Afdhel Aziz
  • Forbes
Originally Posted

July 30, 2018


The topic of brand purpose has never been hotter – and also more misunderstood. The power of purpose to energize a brand’s consumers, ignite passion in its employees and drive growth that impresses investors has never been clearer. At the same time, the road is littered with examples of brands that have attempted it and failed. We asked a selection of some of the leading agency leaders in the space a simple question.

‘What one piece of advice would you give to clients who want to do purpose-driven brand work?’

“Purpose is the new digital. It has the same amount of transformative power on brands and business as digital did only 25 years ago. Or more specifically, marketing that is led by purpose will change consumerism in equal ways as digital marketing.

The easiest way to explain it is like this: digital marketing allowed consumers to activate their personal preferences in choosing brands; purpose-led marketing allows consumers to activate their personal values in choosing brands.

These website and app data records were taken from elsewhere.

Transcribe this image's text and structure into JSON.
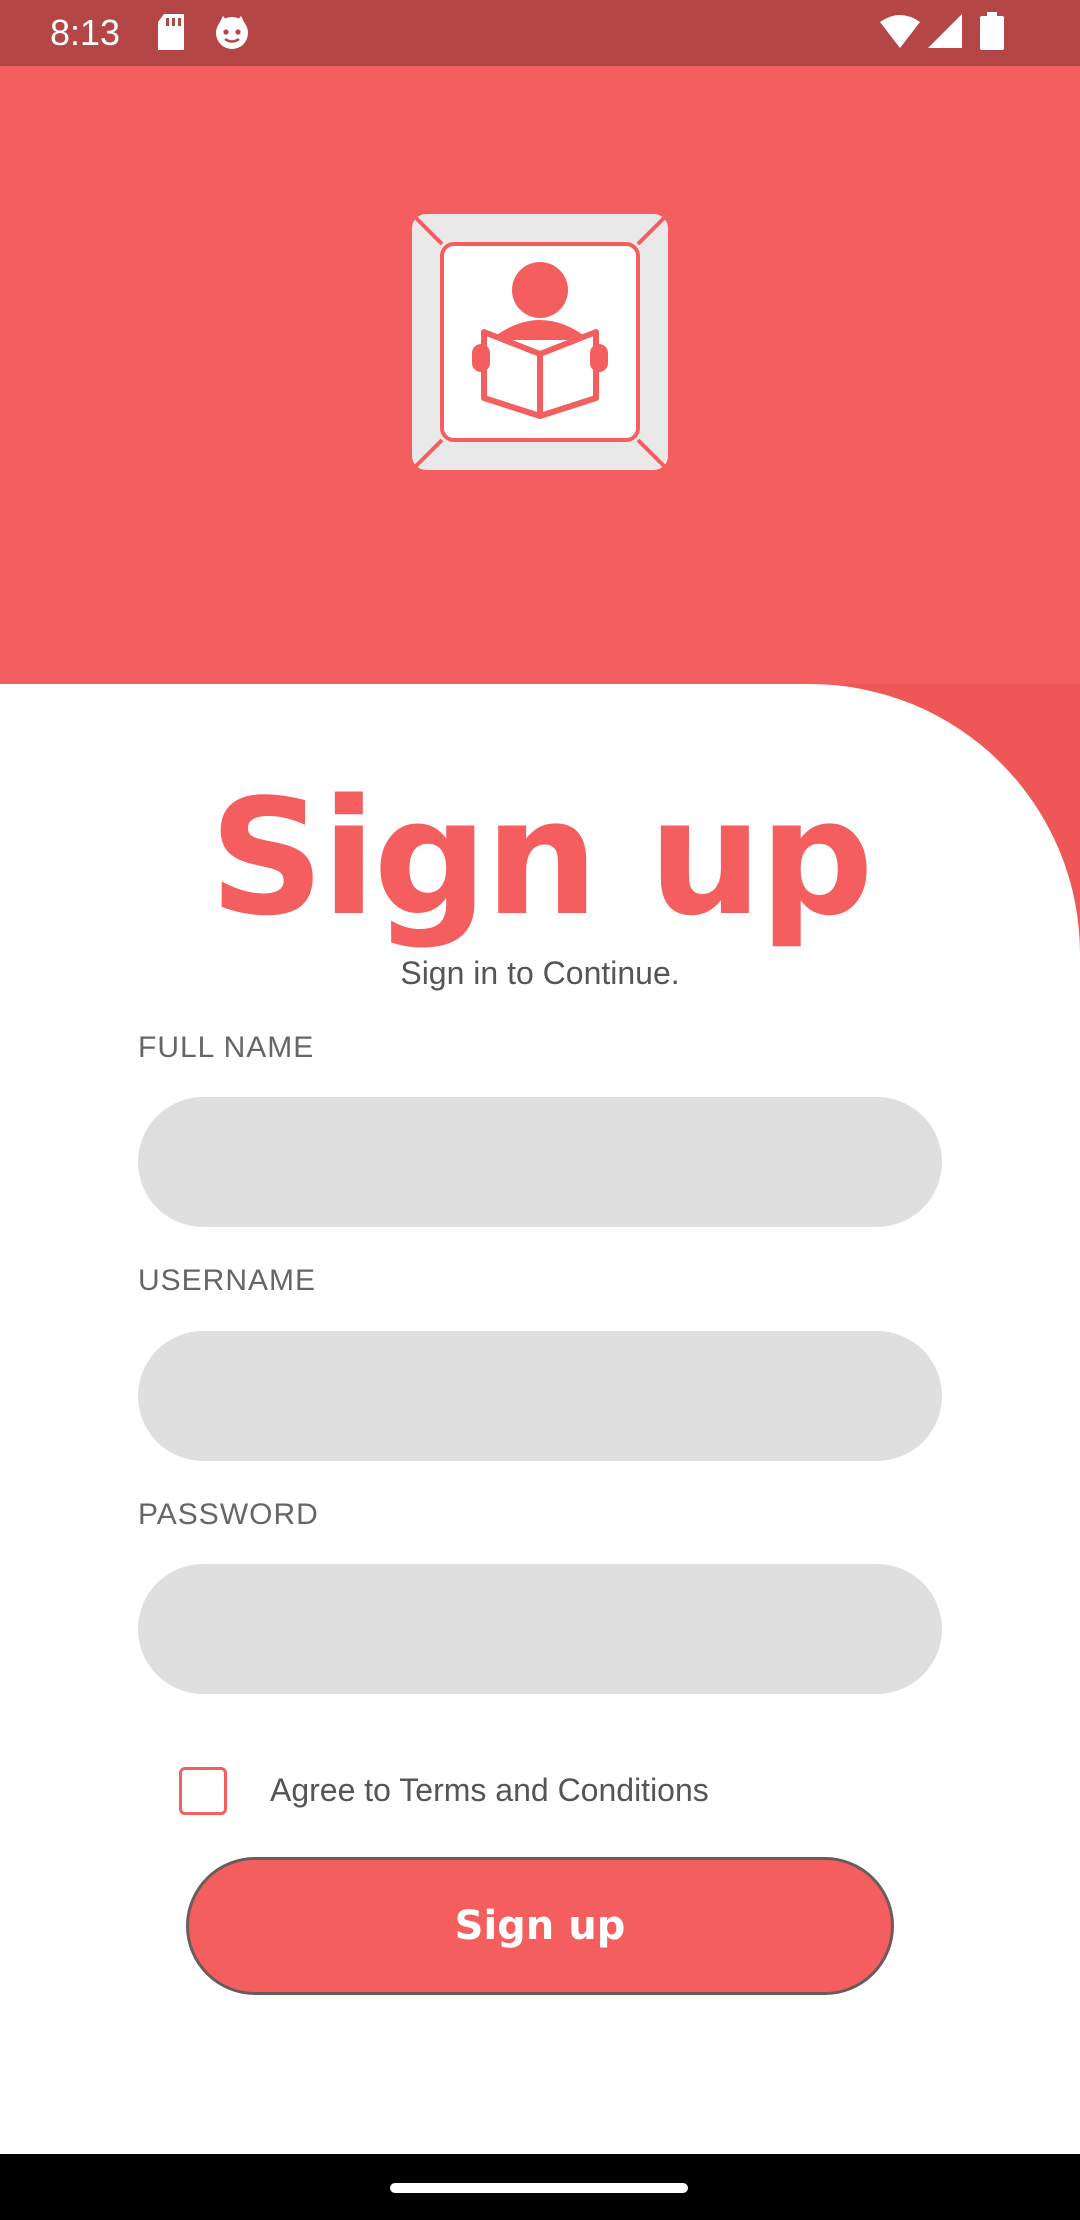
{
  "status_bar": {
    "time": "8:13",
    "left_icons": [
      "sd-card-icon",
      "cat-face-icon"
    ],
    "right_icons": [
      "wifi-icon",
      "signal-icon",
      "battery-icon"
    ]
  },
  "header": {
    "logo_icon": "person-reading-book-icon"
  },
  "form": {
    "title": "Sign up",
    "subtitle": "Sign in to Continue.",
    "fields": [
      {
        "label": "FULL NAME",
        "value": ""
      },
      {
        "label": "USERNAME",
        "value": ""
      },
      {
        "label": "PASSWORD",
        "value": ""
      }
    ],
    "terms_label": "Agree to Terms and Conditions",
    "terms_checked": false,
    "submit_label": "Sign up"
  },
  "colors": {
    "accent": "#f45e5e",
    "status_bar": "#b54646",
    "input_bg": "#dfdfdf"
  }
}
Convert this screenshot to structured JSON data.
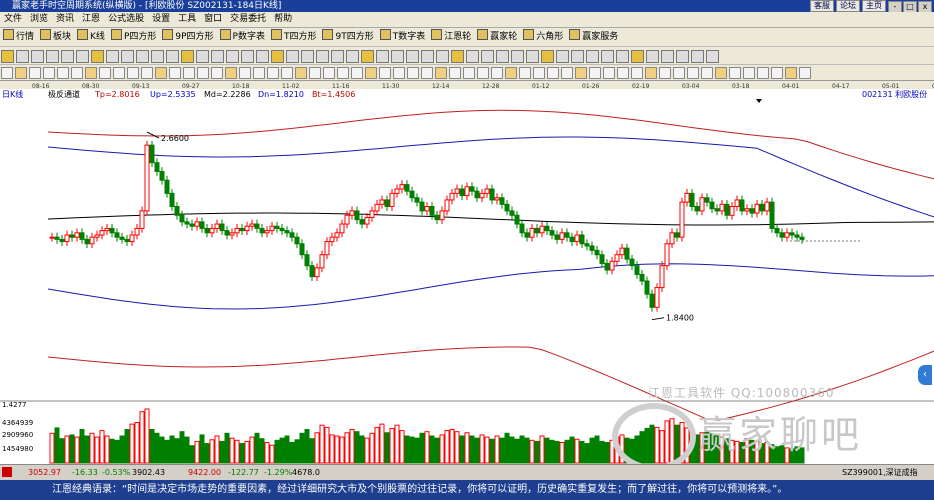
{
  "window": {
    "title": "赢家老手时空周期系统(纵横版) - [利欧股份  SZ002131-184日K线]",
    "sys_buttons": [
      "客服",
      "论坛",
      "主页"
    ],
    "controls": [
      "-",
      "□",
      "x"
    ]
  },
  "menu": [
    "文件",
    "浏览",
    "资讯",
    "江恩",
    "公式选股",
    "设置",
    "工具",
    "窗口",
    "交易委托",
    "帮助"
  ],
  "toolbar1": [
    "行情",
    "板块",
    "K线",
    "P四方形",
    "9P四方形",
    "P数字表",
    "T四方形",
    "9T四方形",
    "T数字表",
    "江恩轮",
    "赢家轮",
    "六角形",
    "赢家服务"
  ],
  "date_ticks": [
    "08-16",
    "08-30",
    "09-13",
    "09-27",
    "10-18",
    "11-02",
    "11-16",
    "11-30",
    "12-14",
    "12-28",
    "01-12",
    "01-26",
    "02-19",
    "03-04",
    "03-18",
    "04-01",
    "04-17",
    "05-01",
    "05-15"
  ],
  "chart_header": {
    "period": "日K线",
    "indicator": "极反通道",
    "tp": "Tp=2.8016",
    "up": "Up=2.5335",
    "md": "Md=2.2286",
    "dn": "Dn=1.8210",
    "bt": "Bt=1.4506",
    "stock": "002131 利欧股份"
  },
  "annotations": {
    "high": "2.6600",
    "low": "1.8400"
  },
  "volume_axis": [
    "1.4277",
    "4364939",
    "2909960",
    "1454980"
  ],
  "watermark": {
    "line1": "江恩工具软件  QQ:100800360",
    "line2": "赢家聊吧"
  },
  "status_bar": {
    "index1": "3052.97",
    "index1_change": "-16.33",
    "index1_pct": "-0.53%",
    "index1_amount": "3902.43",
    "index2": "9422.00",
    "index2_change": "-122.77",
    "index2_pct": "-1.29%",
    "index2_amount": "4678.0",
    "right": "SZ399001,深证成指"
  },
  "quote_bar": "江恩经典语录：“时间是决定市场走势的重要因素，经过详细研究大市及个别股票的过往记录，你将可以证明，历史确实重复发生；而了解过往，你将可以预测将来。”。",
  "colors": {
    "title_bg": "#1a3f9a",
    "up_candle": "#ff0000",
    "down_candle": "#008000",
    "outer_band": "#c02020",
    "inner_band": "#1818b0",
    "mid_line": "#000000"
  },
  "chart_data": {
    "type": "candlestick",
    "ylim": [
      1.4506,
      2.8016
    ],
    "closes": [
      2.18,
      2.17,
      2.16,
      2.19,
      2.18,
      2.2,
      2.17,
      2.15,
      2.18,
      2.19,
      2.21,
      2.22,
      2.2,
      2.18,
      2.17,
      2.16,
      2.19,
      2.22,
      2.3,
      2.6,
      2.52,
      2.48,
      2.44,
      2.38,
      2.32,
      2.28,
      2.25,
      2.24,
      2.23,
      2.25,
      2.22,
      2.2,
      2.22,
      2.24,
      2.21,
      2.19,
      2.2,
      2.22,
      2.21,
      2.23,
      2.24,
      2.22,
      2.2,
      2.21,
      2.23,
      2.22,
      2.21,
      2.2,
      2.18,
      2.15,
      2.1,
      2.05,
      2.0,
      2.04,
      2.1,
      2.16,
      2.18,
      2.2,
      2.24,
      2.28,
      2.3,
      2.26,
      2.24,
      2.27,
      2.3,
      2.33,
      2.35,
      2.32,
      2.38,
      2.4,
      2.42,
      2.39,
      2.36,
      2.34,
      2.3,
      2.32,
      2.28,
      2.26,
      2.3,
      2.35,
      2.38,
      2.4,
      2.37,
      2.41,
      2.39,
      2.36,
      2.38,
      2.4,
      2.35,
      2.36,
      2.33,
      2.3,
      2.28,
      2.24,
      2.2,
      2.18,
      2.22,
      2.2,
      2.23,
      2.21,
      2.19,
      2.17,
      2.2,
      2.18,
      2.16,
      2.19,
      2.15,
      2.14,
      2.12,
      2.1,
      2.06,
      2.03,
      2.07,
      2.1,
      2.13,
      2.08,
      2.05,
      2.01,
      1.98,
      1.92,
      1.86,
      1.95,
      2.05,
      2.15,
      2.2,
      2.18,
      2.34,
      2.38,
      2.32,
      2.3,
      2.36,
      2.34,
      2.31,
      2.3,
      2.33,
      2.28,
      2.32,
      2.35,
      2.3,
      2.31,
      2.29,
      2.33,
      2.3,
      2.34,
      2.22,
      2.2,
      2.18,
      2.2,
      2.19,
      2.18,
      2.17
    ],
    "volumes": [
      0.55,
      0.65,
      0.45,
      0.5,
      0.52,
      0.48,
      0.62,
      0.5,
      0.55,
      0.48,
      0.6,
      0.5,
      0.44,
      0.42,
      0.5,
      0.62,
      0.72,
      0.75,
      0.95,
      1.0,
      0.62,
      0.55,
      0.48,
      0.42,
      0.5,
      0.45,
      0.58,
      0.48,
      0.32,
      0.4,
      0.52,
      0.36,
      0.43,
      0.5,
      0.4,
      0.55,
      0.46,
      0.42,
      0.36,
      0.4,
      0.48,
      0.55,
      0.45,
      0.38,
      0.33,
      0.42,
      0.46,
      0.5,
      0.38,
      0.43,
      0.55,
      0.62,
      0.45,
      0.56,
      0.7,
      0.66,
      0.52,
      0.5,
      0.48,
      0.56,
      0.62,
      0.58,
      0.5,
      0.46,
      0.55,
      0.66,
      0.72,
      0.56,
      0.64,
      0.7,
      0.6,
      0.5,
      0.48,
      0.46,
      0.55,
      0.58,
      0.5,
      0.46,
      0.52,
      0.6,
      0.62,
      0.58,
      0.5,
      0.56,
      0.5,
      0.46,
      0.52,
      0.48,
      0.44,
      0.5,
      0.46,
      0.55,
      0.48,
      0.44,
      0.5,
      0.46,
      0.42,
      0.4,
      0.5,
      0.46,
      0.42,
      0.4,
      0.38,
      0.42,
      0.48,
      0.44,
      0.4,
      0.36,
      0.46,
      0.5,
      0.4,
      0.38,
      0.42,
      0.48,
      0.52,
      0.46,
      0.44,
      0.5,
      0.58,
      0.64,
      0.7,
      0.66,
      0.6,
      0.78,
      0.82,
      0.7,
      0.75,
      0.65,
      0.58,
      0.52,
      0.56,
      0.6,
      0.54,
      0.5,
      0.48,
      0.45,
      0.42,
      0.4,
      0.38,
      0.45,
      0.42,
      0.4,
      0.36,
      0.38,
      0.34,
      0.3,
      0.32,
      0.28,
      0.26,
      0.3,
      0.28
    ]
  }
}
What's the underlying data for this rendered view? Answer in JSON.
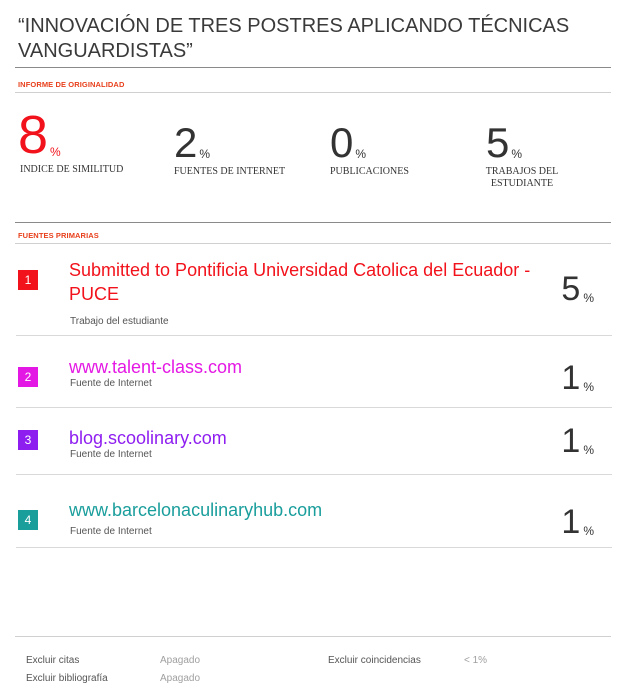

Before the advent of digital power, traditional marketing relied on perfecting and controlling a consistent message and communicating a well-crafted image. It created a brand promise (real or not) to create a transaction. Modern marketing is much different. Brands are now built as an interplay of coherent ideas rather than a singular message. Brand trust is now created through transparency – a product of t the information age that digital technology enabled – and brands are much more interested in creating community rather than just a transaction. And most importantly, brands and businesses are moving away from delivering a promise and more on adhering to a purpose. They are not answering the question of “why should anyone buy us?” but fixated on answering the question of “why should anyone care about us?”

Being purposeful answers that question for brands. And if they can’t communicate their “why” in a compelling way, they will suffer similar fates to those brands that were too late to the digital party.”